Work has been another area of major shifting for me. AJ (my oldest) is in daycare 3 days a week and those are the days that I work. I work for myself and work from home. I used to think it would be so much easier if I didn't. That I could go into work somewhere, be a human, talk to other adults, and then go home and be a mom.
Now, I feel very lucky that I'm able to work from home and do what I do and be with my baby as much as I can. This was a shift in mindset and a shift to working on the days I work and moming on the days I don't. Because when I was doing 50/50 and kind of playing with my babes while also kind of sending emails and thinking about work, I wasn't really paying attention to either. Now I can be fully present for both my kids and my work. I don't feel bad working on a work day and when it's a non-work day, I don't work. Having the clear distinction has been a game changer for me.
I recently did a video on how I've started dealing with toddler tantrums and that also I think has a lot to do with this shift in motherhood.
It has seriously made motherhood so much more enjoyable. When I see my kid crying, instead of being like, “oh my gosh, you're crying for the 100th time” (which I do still feel at times), I'm like “okay, you're trying to tell me something” and then I work to figure out what that is.
I've started being curious and inquisitive during the tantrums to figure out what she's trying to tell me through the tantrum. That way, I understand what she needs, can help her, and solve the problem. And from this, she has started being way more calm too. Your kids aren't trying to give you a hard time, they're having a hard time. That really changes your perspective. Being less annoyed with them and more curious with them has made our relationship so much better.
If You're Struggling
So I guess what I would recommend if you're struggling through motherhood like I was, first, think about what your triggers are. What brings you the most stress, uncertainty, frustration, etc.
For me, it's primarily sleep. I really had to dig deep and figure out, how can I make this better. Really, it was just letting go of it all. Or, if I need to get my workout in to feel okay today, how can I make that happen? It might mean putting a gate around me so they can't touch the weights and putting them in front of a show for 45 minutes, and that's fine!
Think about what you need. Sometimes that's hard and you can't put a finger on it because you're overwhelmed. But try to really figure out if you need meals made, to workout, to have time to read a book, more sleep (you can hire a sleep consultant).
Then, figure out how to make it work. I wanted to go for outdoor runs. AJ screamed the entire 2 mile run because she wanted to go to the park. So maybe I need to start with a mile run or even a half mile, and make it very clear that we are going for a stroller ride and that's it. Or, teach her that you might go for a long stroller ride AND THEN you go to the park. Do a mile and get her used to it and then increase the distance.
Figure out what you need to do to make yourself happier and make changes to do that. Figure out how you can make it happen, give it a try, and then adjust to make it work.

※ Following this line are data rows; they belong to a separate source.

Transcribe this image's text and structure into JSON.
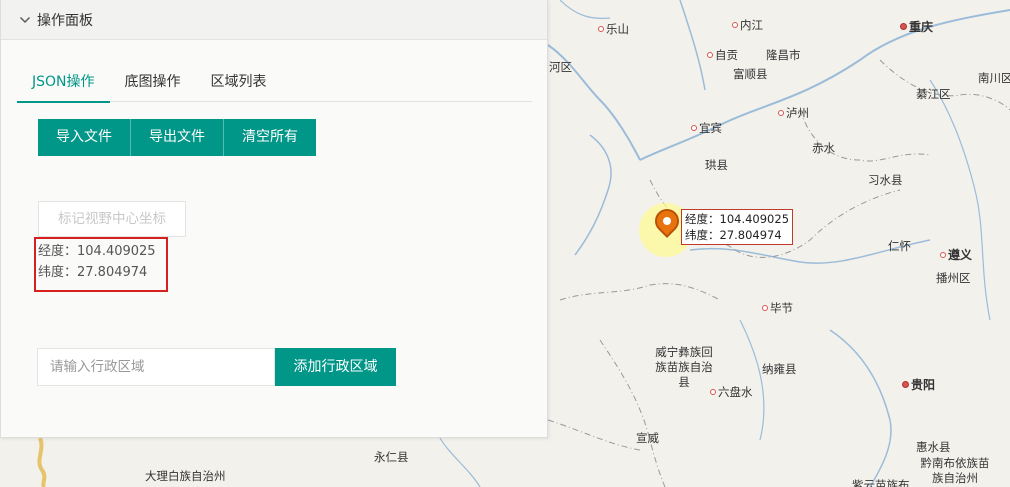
{
  "panel": {
    "title": "操作面板",
    "tabs": [
      {
        "label": "JSON操作",
        "active": true
      },
      {
        "label": "底图操作",
        "active": false
      },
      {
        "label": "区域列表",
        "active": false
      }
    ],
    "buttons": {
      "import": "导入文件",
      "export": "导出文件",
      "clear": "清空所有"
    },
    "mark_center_label": "标记视野中心坐标",
    "coords": {
      "lng": "经度：104.409025",
      "lat": "纬度：27.804974"
    },
    "region_input": {
      "placeholder": "请输入行政区域",
      "value": ""
    },
    "add_region_label": "添加行政区域"
  },
  "map": {
    "tooltip": {
      "lng": "经度：104.409025",
      "lat": "纬度：27.804974"
    },
    "cities": [
      "乐山",
      "内江",
      "重庆",
      "自贡",
      "隆昌市",
      "富顺县",
      "南川区",
      "河区",
      "綦江区",
      "泸州",
      "宜宾",
      "赤水",
      "珙县",
      "习水县",
      "仁怀",
      "遵义",
      "播州区",
      "毕节",
      "威宁彝族回族苗族自治县",
      "纳雍县",
      "六盘水",
      "贵阳",
      "宣威",
      "惠水县",
      "黔南布依族苗族自治州",
      "永仁县",
      "大理白族自治州",
      "紫云苗族布"
    ],
    "colors": {
      "accent": "#009688",
      "highlight_border": "#d61f1f",
      "marker": "#e8730c"
    }
  }
}
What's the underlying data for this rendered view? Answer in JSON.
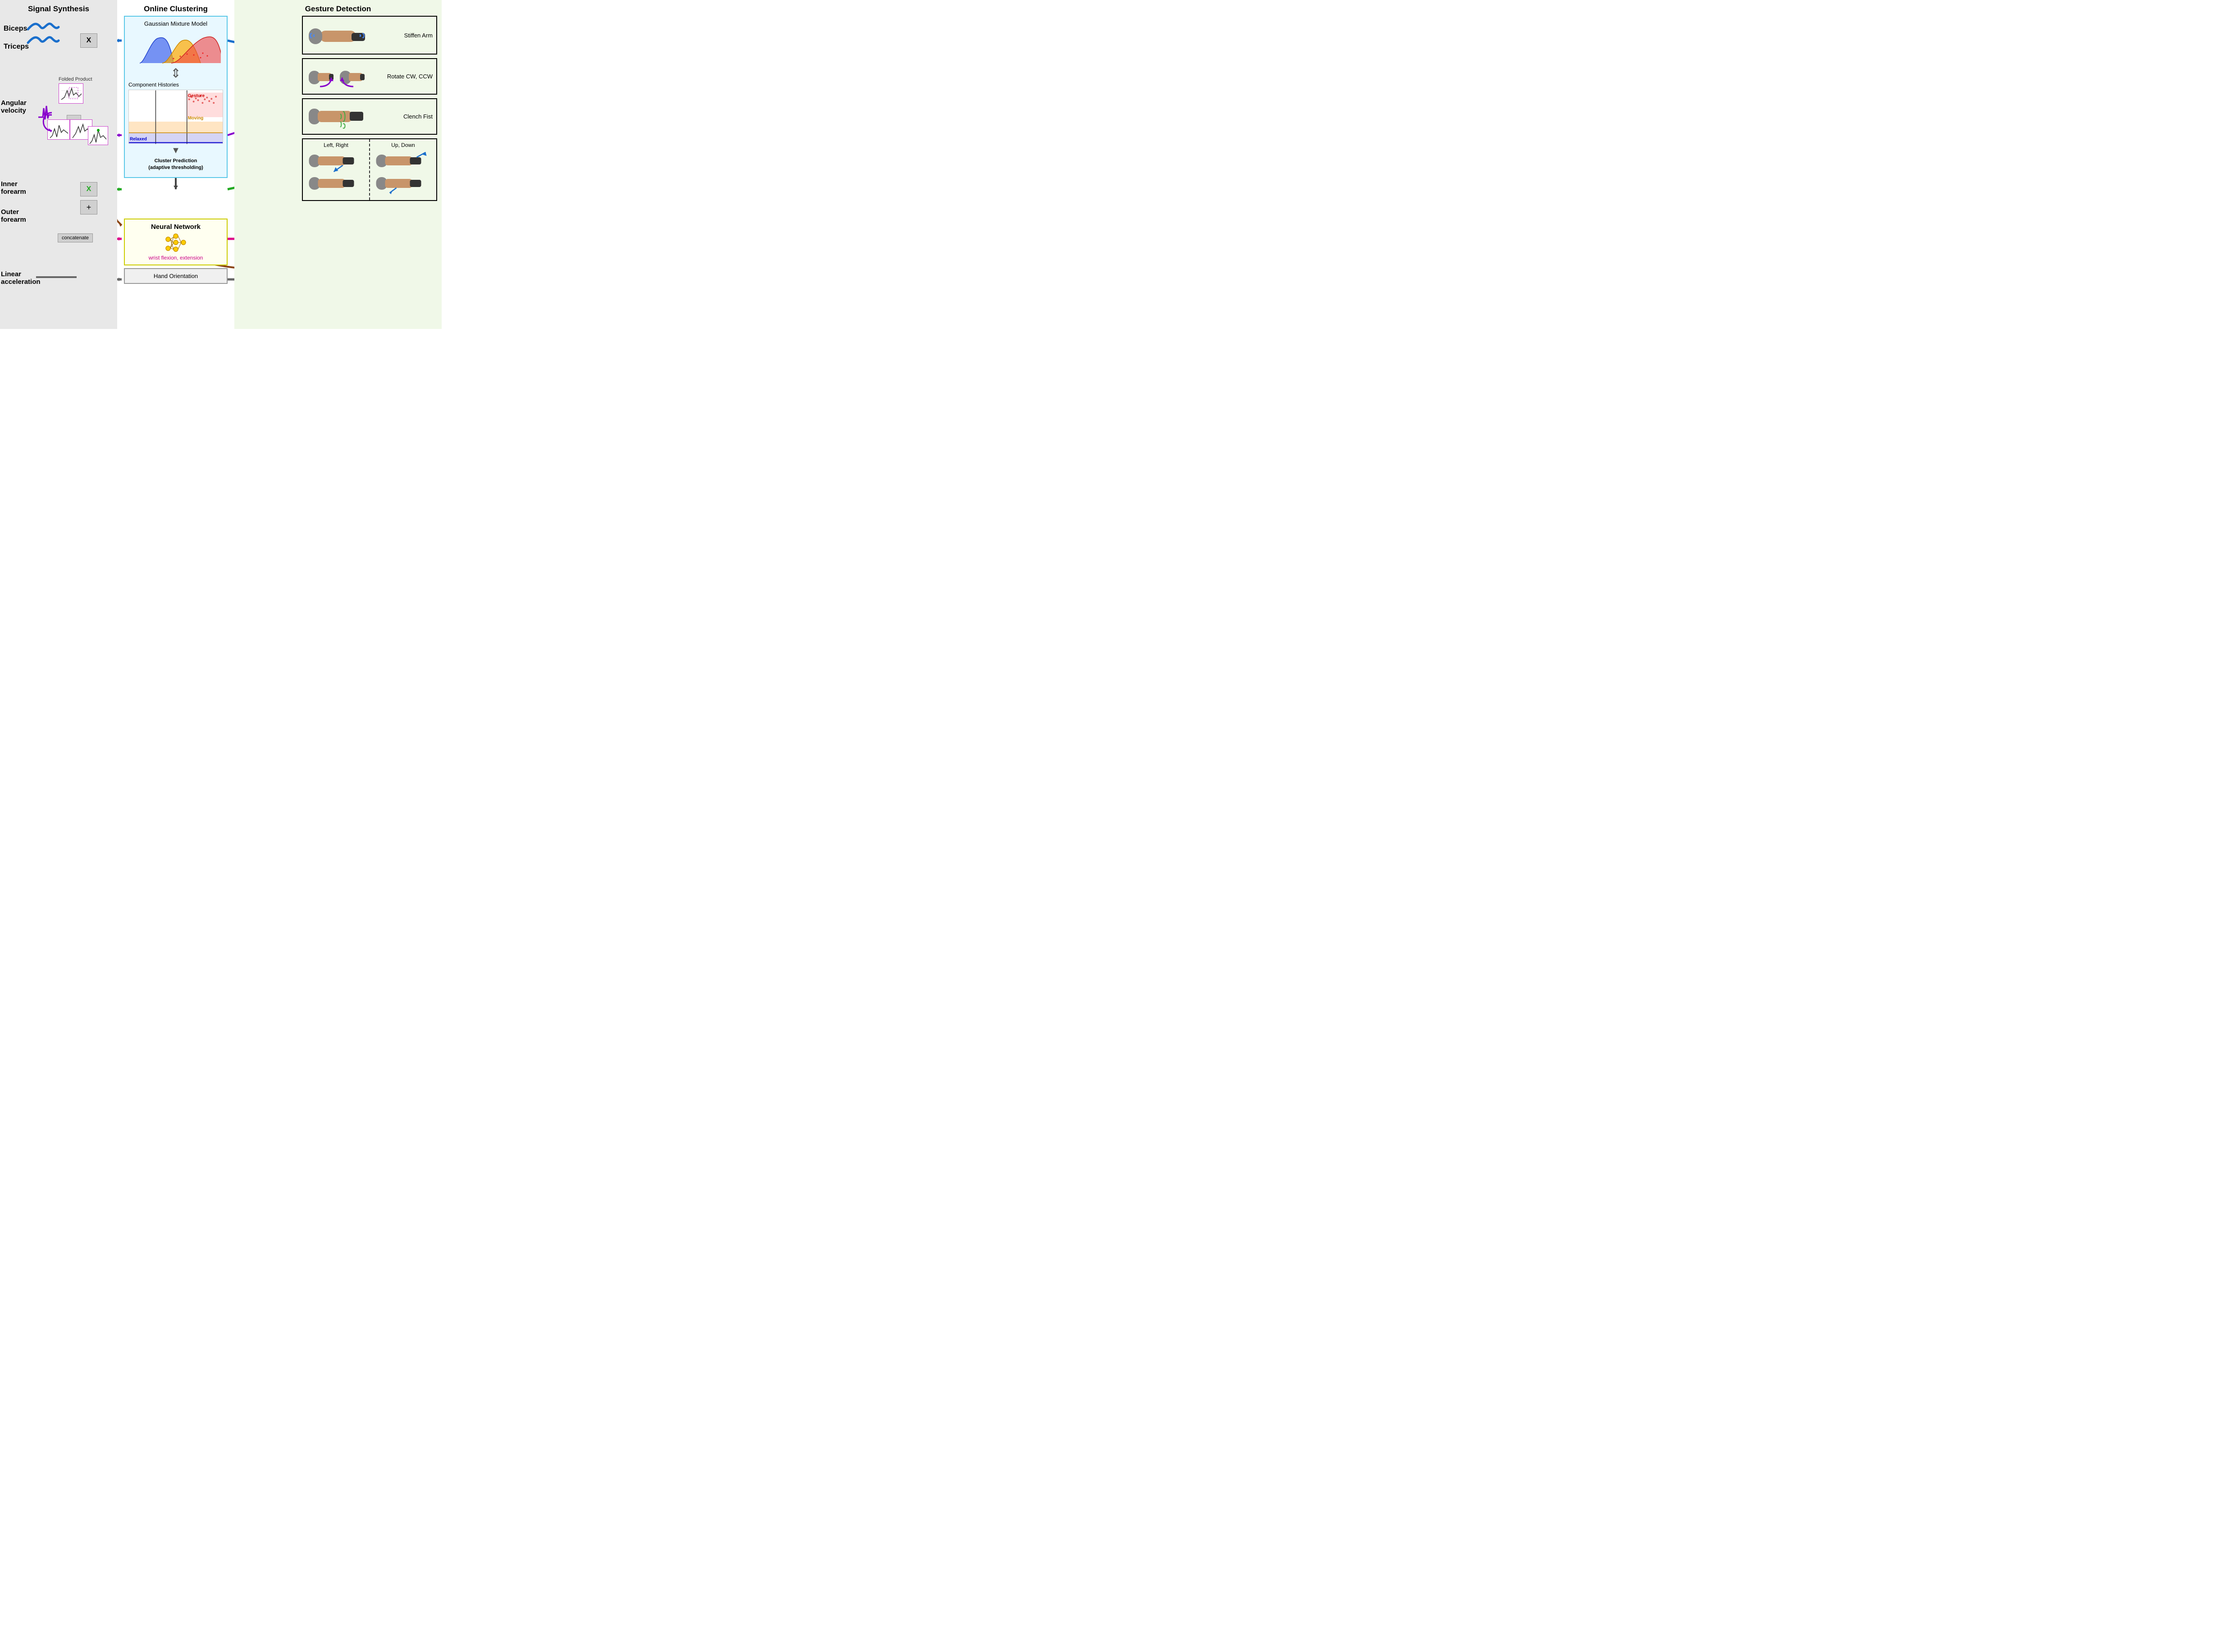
{
  "sections": {
    "signal_synthesis": {
      "title": "Signal Synthesis",
      "background": "#e8e8e8"
    },
    "online_clustering": {
      "title": "Online Clustering"
    },
    "gesture_detection": {
      "title": "Gesture Detection",
      "background": "#f0f8e8"
    }
  },
  "inputs": {
    "biceps": "Biceps",
    "triceps": "Triceps",
    "angular_velocity": "Angular\nvelocity",
    "inner_forearm": "Inner\nforearm",
    "outer_forearm": "Outer\nforearm",
    "linear_acceleration": "Linear\nacceleration"
  },
  "operations": {
    "multiply1": "X",
    "multiply2": "X",
    "plus": "+",
    "concatenate": "concatenate",
    "folded_product": "Folded Product"
  },
  "clustering": {
    "gmm_title": "Gaussian Mixture Model",
    "component_histories_title": "Component Histories",
    "labels": {
      "gesture": "Gesture",
      "moving": "Moving",
      "relaxed": "Relaxed"
    },
    "cluster_prediction": "Cluster Prediction\n(adaptive thresholding)"
  },
  "neural_network": {
    "title": "Neural Network",
    "subtitle": "wrist flexion,\nextension"
  },
  "hand_orientation": {
    "label": "Hand Orientation"
  },
  "gestures": {
    "stiffen_arm": "Stiffen Arm",
    "rotate_cw_ccw": "Rotate CW, CCW",
    "clench_fist": "Clench Fist",
    "left_right": "Left, Right",
    "up_down": "Up, Down"
  },
  "colors": {
    "blue": "#1a6fcc",
    "purple": "#8800cc",
    "green": "#22aa22",
    "pink": "#dd0088",
    "brown": "#8B4513",
    "gray": "#666666",
    "cyan_border": "#5bc8e8",
    "yellow_border": "#cccc00",
    "light_green_bg": "#f0f8e8"
  }
}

Again, for me, the shift really happened when I stopped trying to be Shay before kids. I really started to take on what it meant for me to be “mom”. That is when everything changed.
I used to think, okay, two kids, we can do this and then we can start traveling again, we can do whatever we want again. And now with this shift, I don't need to do that. I'm like “let's have 15 kids” because I'm a mom and I'm diving in and this is what we do. So, I do need to pump the breaks a bit haha but I just feel completely different about motherhood and finally feel happy in that.

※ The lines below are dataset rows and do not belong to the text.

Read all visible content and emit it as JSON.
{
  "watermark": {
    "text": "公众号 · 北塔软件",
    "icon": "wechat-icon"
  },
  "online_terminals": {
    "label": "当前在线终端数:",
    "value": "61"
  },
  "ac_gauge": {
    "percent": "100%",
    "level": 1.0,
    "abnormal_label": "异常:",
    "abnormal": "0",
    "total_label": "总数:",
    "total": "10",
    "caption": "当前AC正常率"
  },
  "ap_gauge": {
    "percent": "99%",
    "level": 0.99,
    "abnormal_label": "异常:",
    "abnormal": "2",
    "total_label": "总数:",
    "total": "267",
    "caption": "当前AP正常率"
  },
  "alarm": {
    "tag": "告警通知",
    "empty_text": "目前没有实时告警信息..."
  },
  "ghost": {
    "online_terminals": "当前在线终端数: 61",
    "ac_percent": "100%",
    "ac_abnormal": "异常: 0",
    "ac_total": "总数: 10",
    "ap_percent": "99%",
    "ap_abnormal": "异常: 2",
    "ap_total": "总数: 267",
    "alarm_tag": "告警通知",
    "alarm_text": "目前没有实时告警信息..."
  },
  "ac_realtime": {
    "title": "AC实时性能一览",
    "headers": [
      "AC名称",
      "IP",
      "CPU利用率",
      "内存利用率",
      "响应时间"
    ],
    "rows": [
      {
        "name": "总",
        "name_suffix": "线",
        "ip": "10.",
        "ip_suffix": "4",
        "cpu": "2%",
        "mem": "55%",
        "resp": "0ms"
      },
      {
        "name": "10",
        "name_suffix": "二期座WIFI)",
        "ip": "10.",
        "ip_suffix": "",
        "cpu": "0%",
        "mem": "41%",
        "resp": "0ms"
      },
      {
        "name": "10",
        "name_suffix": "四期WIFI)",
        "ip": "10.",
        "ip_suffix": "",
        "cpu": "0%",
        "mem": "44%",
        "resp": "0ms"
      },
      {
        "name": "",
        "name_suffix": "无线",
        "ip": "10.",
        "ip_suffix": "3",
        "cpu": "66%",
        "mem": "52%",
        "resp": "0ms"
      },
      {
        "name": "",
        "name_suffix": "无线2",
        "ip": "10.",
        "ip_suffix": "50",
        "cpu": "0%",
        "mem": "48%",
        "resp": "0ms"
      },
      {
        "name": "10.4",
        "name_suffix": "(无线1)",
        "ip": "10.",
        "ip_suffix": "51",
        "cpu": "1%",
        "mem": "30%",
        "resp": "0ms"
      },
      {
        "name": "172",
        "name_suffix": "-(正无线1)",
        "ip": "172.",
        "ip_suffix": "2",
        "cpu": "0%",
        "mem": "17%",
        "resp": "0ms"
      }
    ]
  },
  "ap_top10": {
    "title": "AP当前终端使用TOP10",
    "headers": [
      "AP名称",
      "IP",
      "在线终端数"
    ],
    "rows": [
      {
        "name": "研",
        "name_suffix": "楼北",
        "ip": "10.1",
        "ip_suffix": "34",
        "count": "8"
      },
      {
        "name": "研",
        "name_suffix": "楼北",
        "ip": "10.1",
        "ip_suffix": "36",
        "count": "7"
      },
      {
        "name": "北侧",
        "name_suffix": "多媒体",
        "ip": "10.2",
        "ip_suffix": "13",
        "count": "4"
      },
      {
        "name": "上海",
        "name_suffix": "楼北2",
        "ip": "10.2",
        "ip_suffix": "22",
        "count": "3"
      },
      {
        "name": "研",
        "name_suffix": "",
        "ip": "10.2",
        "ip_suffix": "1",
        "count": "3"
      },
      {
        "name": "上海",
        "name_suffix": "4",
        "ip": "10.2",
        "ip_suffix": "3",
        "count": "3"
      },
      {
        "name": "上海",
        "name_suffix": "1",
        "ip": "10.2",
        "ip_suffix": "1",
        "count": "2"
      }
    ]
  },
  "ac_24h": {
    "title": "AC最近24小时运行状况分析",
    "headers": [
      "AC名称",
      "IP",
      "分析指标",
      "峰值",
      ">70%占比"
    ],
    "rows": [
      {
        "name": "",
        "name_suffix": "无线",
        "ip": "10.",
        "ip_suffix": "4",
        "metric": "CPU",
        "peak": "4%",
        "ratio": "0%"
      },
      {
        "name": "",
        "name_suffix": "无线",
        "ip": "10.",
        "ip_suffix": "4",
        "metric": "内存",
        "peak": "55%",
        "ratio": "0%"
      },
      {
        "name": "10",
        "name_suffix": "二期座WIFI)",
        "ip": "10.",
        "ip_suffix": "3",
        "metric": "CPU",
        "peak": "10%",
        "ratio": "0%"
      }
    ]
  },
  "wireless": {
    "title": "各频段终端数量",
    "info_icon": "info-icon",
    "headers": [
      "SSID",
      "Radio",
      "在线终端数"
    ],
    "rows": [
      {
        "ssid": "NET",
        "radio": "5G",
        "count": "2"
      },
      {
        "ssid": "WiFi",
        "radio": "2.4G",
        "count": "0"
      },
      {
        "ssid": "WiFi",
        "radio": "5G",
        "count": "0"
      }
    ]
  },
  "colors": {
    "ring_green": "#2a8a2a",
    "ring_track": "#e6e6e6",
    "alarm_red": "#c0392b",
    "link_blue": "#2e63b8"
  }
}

It used to feel like a trap. I didn't want to “just” be a mom, I wanted to be more than that. I wanted to have something else that I do. Now, I no longer feel like that. Being happy as a mom, and being with your kids and proud in that and making memories for them is more than enough for me now.

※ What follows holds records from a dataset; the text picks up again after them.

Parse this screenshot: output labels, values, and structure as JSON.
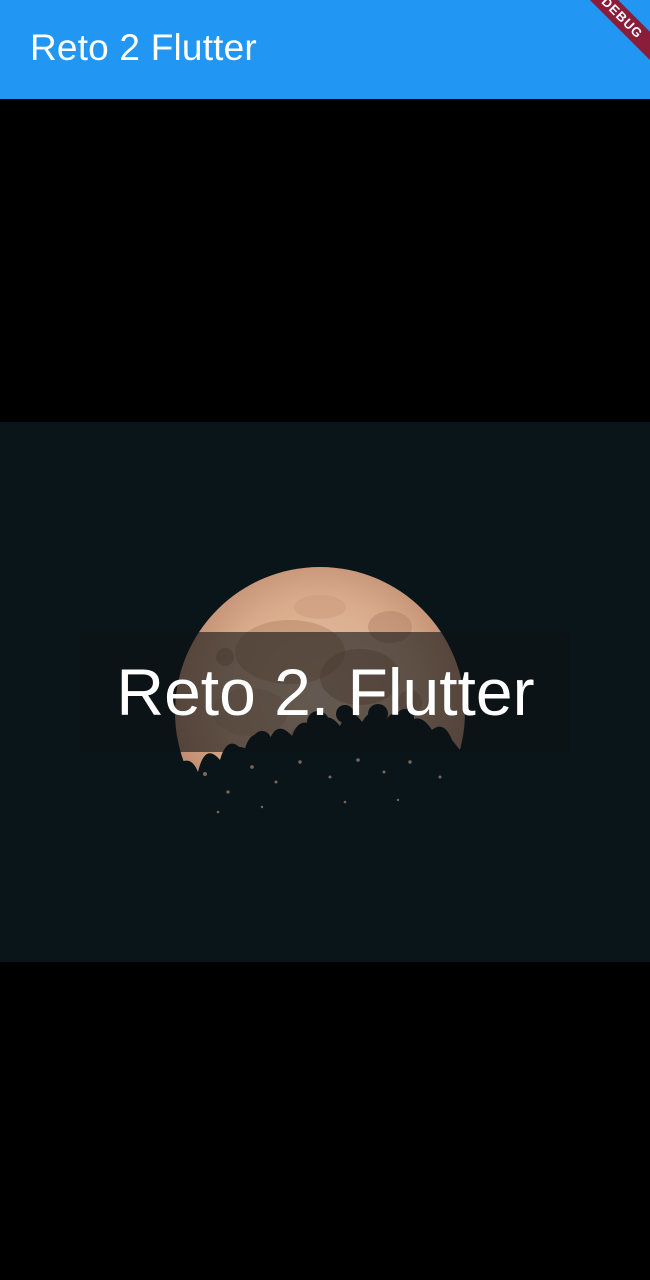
{
  "app_bar": {
    "title": "Reto 2 Flutter",
    "color": "#2196f3"
  },
  "debug_banner": {
    "label": "DEBUG",
    "color": "#8b1c3a"
  },
  "hero": {
    "image": "moon-over-trees",
    "caption": "Reto 2. Flutter"
  }
}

Everybody has a different experience in motherhood. If you're loving it, I'm so happy for you! If you're not, I truly hope you can find a grove, discover your new identity, and do what you need to do to make yourself happier and fully embrace motherhood.